I just deleted the whole post I had started (and almost finished) here because of how whiny it sounded when I reread it just now. I’ve been crying a lot. That’s it. Don’t know why (maybe job-change, house in boxes for upcoming reno, band seemingly slowly dismantling, treadmill isn’t working, watching Call the Midwife, allergies, lack of sleep, being 40, maybe.)
In the meantime I blamed everything else imaginable. I know it’s not my husband’s fault, or lacrosse’s, or his band’s, or anything else I accused. But I can’t really fix any of the likely culprits. So I’m going to stop whining. (I might not be able to stop crying, but I can stop whining.)
That’s it. Short post. If I keep going it’s going to turn into whining. (And probably crying.)
So, if you’re one of the few, the proud, who have followed my journey into figuring out what I want to do now that I don’t need benefits – aka, my mid-life crisis – you’ll know that I’ve recently resigned my “coveted” (ha!) position as Curriculum Specialist and taken a job back in the classroom. I guess I’ll call that Step One.
I’m mixing reality shows, but somewhere between Are You Smarter Than a Fifth Grader and The Biggest Loser, I know that at some point, a failed contestant has to look at the camera and say, “I am NOT smarter than a fifth grader,” and Bob Greene says to the kicked=0ff contestant “I’m sorry, but you are NOT the biggest loser.” I feel like when I walk off this job on June 14th, I’ll gladly look into a camera and say “My name is Angie, and I am NOT a curriculum specialist.”
And that makes me proud right now. I want to be a teaching specialist…A kid specialist, a learning and reading and thriving specialist, but not a curriculum specialist. Sure you have to have a curriculum – even though I managed to be a successful teacher for many years either without one or without paying attention to one. But I understand you have to know what you’re supposed to teach, and by nature, you need some measure of your and your students’ success with those goals. And since there are thousands of teachers in Texas – hundreds or more of which are not naturally good – there has to be a common assessment.
I don’t want a common classroom, though.
My treadmill broke last week, and it’s been stressing me into a depression. I’ve learned to do my running and walking in the comfort of my pollen-free bedroom while watching Keith Morrison lay out the details of murder after riveting murder. There is no way on earth I’m going back outside in the dark where the mosquitos are and it might be humid and there aren’t – fortunately and unfortunately – any murders to be solved. So I’ve done no running or walking, just cursing a lot at my treadmill and the scales.
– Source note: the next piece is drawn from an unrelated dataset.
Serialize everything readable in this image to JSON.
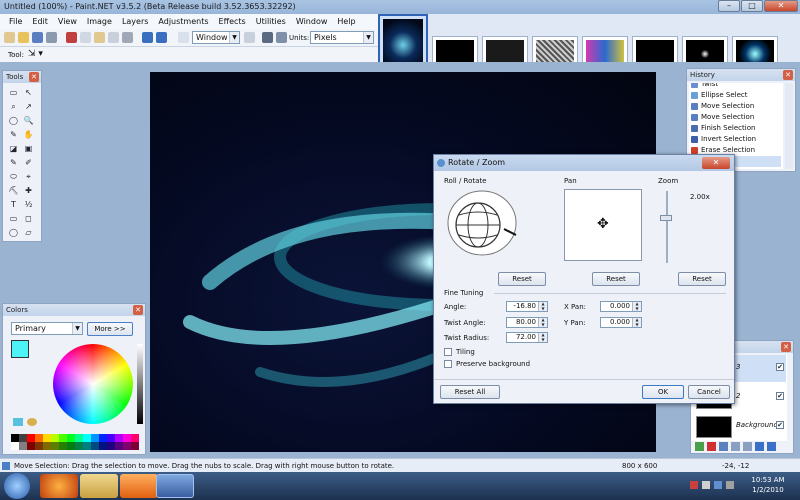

So here’s where I’m going with this: The scales are how I measure and celebrate my hard work on the treadmill. But without the treadmill, I am stubbornly content to just watch that number go in the wrong direction and bitch about the broken treadmill – as if that’s how to fix it. Tests are how we measure our hard work in the classroom – Is that the way I’m going to measure and celebrate my hard work with kids??? Of course not! Never have, why start now?!? I want to find alternative ways – aka “the right ways” – to sneekily achieve what our advantaged students achieve – without the moaning and dread and copy machine. I know this is possible. Dear friend, colleague, mentor, in a conversation with a Resource teacher, flailing a STAAR practice workbook and bitching about the broken copier, reminded her that what kids really need to is to be reading. Resource teacher said to friend, “It’s not what your kids need, but it’s what my kids need,” (paraphrasing) to which friend replied, in her head, “My kids don’t need that because they REEEEAAAADDDD!!!!” I know these truths to be self-evident.
So translate, brainiac! (me to self) – If you can find alternative ways to facilitate a learning environment that achieves the same (or better) measures of success in the classroom, why are you so uncreative and unwilling with the running?? You ran outside for decades when it was all you had, but you’ve been spoiled. Would you be complaining about your kids scores if you had given up on them too?
Not sure what the challenge here is, but I think it’s along these lines: You know what the goal is, and you know what your resources are, and you know what you have to do…Don’t blame a broken treadmill for your lack of activity. And don’t ever blame a set of broken standards for your lack of creativity.